Nose: very subtle, at first it doesn’t even seem to be peaty. Immediately waxy, with some shoe polish and lip balm. A little heather. Moving towards sweeter notes: almonds, passion fruits, pineapple, gooseberries… Almost a tropical fruitiness! No heat and probably only half of its power left, but so great. Just soft smoke in the background. Mouth: stronger and peatier, with lots of spices from the oak (pepper, ginger, cardamom). Lots of citrus fruits now (grapefruit, oranges). Almonds again. Finish: long, smoky, with a salty twist in the very end.
Great to see the Lagavulin smokiness coupled to a nice fruitiness, something you rarely see in Lagavulin. I remember to have bought a bottle for my brother in law, back in 2008. Around € 180 in Spain at the time, now around € 1500 from TWE. I guess he owes me a dram.
In the latest batch by Whisky-Fässle, there’s a new Bunnahabhain 1990. By the looks of it a similar cask to the previous one.
Bunnahabhain 22 yo 1990
(52%, Whisky-Fässle 2013, sherry cask)
Nose: quite a lot of toasted bread to start with. Leather and soy sauce. Big jammy notes (raspberry / strawberry / figs), fading into balsamic notes. Fudge and caramel. Wee hints of sulphur and plastics as well. Maybe a little incense. First fill, high power sherry. Mouth: a sourish kind of sherry, with cough syrup, liquorice and herbal essences. Hints of resin and cloves. Galangal and gentian. Bitter oranges. Over the top in my opinion, I can’t think of many sherry bottlings as invasive as this one. Finish: long, sour and bitter as well now. Fernet-Branca springs to mind.
The Balvenie 12 Year Old Single Barrel First Fill is a 2013 addition to The Balvenie’s range, a younger sibling to the 15 year old single cask. These are limited edition bottlings: it’s one of around 300 drawn from a single cask made from American white oak. The sample I purchased comes from the first cask to have hit the British market.
Balvenie 12 yo Single Barrel (47,8%, OB 2013, first fill bourbon barrel #12742)
Nose: fresh, clean, sweet, modern, youngish. Quite cereally, with a big candied sweetness: pear drops and lemon candy. Vanilla. It’s not all sweetness though, as the new-sawn oak and accompanying spices (cinnamon, ginger) are clearly present. A light yeasty note as well. Mouth: on the light side, with similar flavours. Lots of malty notes, a little honey, some coconut. Baked apple and cinnamon sugar. Fades on gentle citrus zest and oak. Finish: a bit short. Citrusy and cereally. Ever more spicy notes as well.

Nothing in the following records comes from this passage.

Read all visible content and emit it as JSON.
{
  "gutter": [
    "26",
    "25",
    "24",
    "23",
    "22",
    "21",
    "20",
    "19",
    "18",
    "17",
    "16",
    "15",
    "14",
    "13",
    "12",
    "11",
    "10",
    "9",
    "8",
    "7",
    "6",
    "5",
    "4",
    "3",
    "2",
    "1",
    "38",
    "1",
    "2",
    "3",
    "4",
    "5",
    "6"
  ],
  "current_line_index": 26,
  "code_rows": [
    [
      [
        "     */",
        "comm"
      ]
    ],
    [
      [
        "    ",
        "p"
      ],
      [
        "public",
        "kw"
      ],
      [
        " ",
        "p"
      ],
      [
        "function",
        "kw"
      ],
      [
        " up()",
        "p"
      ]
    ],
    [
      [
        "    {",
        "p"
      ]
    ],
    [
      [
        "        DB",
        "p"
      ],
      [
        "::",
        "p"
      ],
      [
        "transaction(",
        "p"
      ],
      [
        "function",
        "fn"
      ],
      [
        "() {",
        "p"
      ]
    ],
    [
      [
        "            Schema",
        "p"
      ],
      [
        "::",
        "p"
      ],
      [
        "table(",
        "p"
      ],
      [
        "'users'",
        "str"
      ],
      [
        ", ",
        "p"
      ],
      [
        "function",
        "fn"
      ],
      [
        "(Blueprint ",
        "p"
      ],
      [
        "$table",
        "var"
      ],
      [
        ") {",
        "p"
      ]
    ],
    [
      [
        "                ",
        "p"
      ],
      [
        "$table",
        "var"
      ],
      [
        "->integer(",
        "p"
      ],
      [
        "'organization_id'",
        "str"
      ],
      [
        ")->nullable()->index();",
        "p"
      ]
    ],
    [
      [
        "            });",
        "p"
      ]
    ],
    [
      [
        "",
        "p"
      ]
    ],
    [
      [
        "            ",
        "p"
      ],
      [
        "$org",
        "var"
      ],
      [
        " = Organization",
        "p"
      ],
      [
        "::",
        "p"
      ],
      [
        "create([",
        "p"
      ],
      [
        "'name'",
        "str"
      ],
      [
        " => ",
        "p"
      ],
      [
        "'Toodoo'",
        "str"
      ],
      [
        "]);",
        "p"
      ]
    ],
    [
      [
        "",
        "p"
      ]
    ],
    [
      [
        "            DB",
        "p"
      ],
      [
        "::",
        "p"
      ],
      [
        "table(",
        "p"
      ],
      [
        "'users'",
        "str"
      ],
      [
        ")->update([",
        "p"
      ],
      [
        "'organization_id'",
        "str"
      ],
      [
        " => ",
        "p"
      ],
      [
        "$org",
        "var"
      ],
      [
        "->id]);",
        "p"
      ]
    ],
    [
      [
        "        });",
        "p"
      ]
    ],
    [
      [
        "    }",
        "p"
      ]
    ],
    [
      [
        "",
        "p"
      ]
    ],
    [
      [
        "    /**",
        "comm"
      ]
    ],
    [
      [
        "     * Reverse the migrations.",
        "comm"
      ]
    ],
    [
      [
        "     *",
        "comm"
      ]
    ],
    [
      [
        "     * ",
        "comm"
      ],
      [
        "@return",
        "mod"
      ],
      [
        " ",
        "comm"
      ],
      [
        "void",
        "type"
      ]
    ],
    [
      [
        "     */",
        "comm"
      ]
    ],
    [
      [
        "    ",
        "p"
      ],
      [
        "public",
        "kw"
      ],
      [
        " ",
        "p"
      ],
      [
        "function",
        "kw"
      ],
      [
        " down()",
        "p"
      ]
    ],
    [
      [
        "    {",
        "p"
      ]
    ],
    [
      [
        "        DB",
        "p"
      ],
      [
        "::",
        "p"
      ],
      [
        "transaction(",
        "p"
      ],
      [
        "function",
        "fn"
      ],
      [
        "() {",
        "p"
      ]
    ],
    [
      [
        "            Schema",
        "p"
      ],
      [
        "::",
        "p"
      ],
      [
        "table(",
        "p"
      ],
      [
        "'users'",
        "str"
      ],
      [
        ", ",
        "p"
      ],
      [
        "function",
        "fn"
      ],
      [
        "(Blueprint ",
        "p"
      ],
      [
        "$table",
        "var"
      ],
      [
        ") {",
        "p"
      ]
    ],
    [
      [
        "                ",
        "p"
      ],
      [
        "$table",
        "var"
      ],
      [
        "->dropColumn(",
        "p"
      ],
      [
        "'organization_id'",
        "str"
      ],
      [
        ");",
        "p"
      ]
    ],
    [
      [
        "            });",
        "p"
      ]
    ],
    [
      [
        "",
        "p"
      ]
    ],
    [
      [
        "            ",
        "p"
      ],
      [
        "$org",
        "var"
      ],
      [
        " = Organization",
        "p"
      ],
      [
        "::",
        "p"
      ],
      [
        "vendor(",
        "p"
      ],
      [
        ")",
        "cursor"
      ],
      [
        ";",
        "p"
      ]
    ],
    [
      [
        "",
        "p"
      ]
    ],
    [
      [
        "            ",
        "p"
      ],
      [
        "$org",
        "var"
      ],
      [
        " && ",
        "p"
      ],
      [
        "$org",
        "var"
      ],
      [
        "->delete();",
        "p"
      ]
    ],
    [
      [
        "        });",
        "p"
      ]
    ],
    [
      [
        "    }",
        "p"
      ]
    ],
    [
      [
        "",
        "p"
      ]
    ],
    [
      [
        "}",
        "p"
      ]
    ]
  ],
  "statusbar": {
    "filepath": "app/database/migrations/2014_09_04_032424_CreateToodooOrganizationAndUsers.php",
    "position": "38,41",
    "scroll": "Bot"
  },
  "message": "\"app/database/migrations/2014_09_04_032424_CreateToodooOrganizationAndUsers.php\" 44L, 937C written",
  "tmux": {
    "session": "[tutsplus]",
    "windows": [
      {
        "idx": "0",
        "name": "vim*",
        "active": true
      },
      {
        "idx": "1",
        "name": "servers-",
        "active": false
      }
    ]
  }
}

The Balvenie has always had high standards, so it comes as no surprise this is a well-produced, smooth dram, but a slightly boring one as well. What would have been a nice profile for a standard 12 year-old, is just not enough to be bottled as a single cask. I can only assume it was deliberately kept simple and aimed at ‘single cask beginners’, hence hollowing out the single cask concept a little. Around € 50.
I get a lot of PR e-mails that are deleted as soon as they arrive. The majority are cocktail recipes that are said to be much better when made with this or that specific brand of whisk(e)y. Most of them seem to be related to American holidays, assuming the whole world lives up to Memorial Day or Kentucky Derby. The last one was about some barbecue professional, but hey, somewhere down the line he marinates meat with whiskey. This blog is not a lifestyle magazine, sorry!
Anyway, sometimes the PR is done right. They’ve actually seen your website and they send you something you can use, even when it’s not my core business, so to speak: not just a recipe but a ready-made whisky cocktail. The other day Cutty Sark sent me a miniature of their newish Cutty Sark Storm, together with a can of Appletiser. It doesn’t seem to have a global distribution, so for those of you who don’t know the brand: it’s a sparkling apple juice soft drink, originally from South Africa.
I have to admit I didn’t know what to expect. I like a whiskey sour or a Blood & Sand, but this could be too sticky. Not true: both drinks are complementary. The Cutty Sark Storm is a vibrant blend with fruity notes of apple and gooseberries and these go well with the sparkling apple juice. Pineapple is highlighted as well. The benefit of using whisky instead of other mixers is the influence of the oak of course, which brings a certain dryness instead of making it excessively sweet. Taken with enough ice, a very refreshing combination indeed.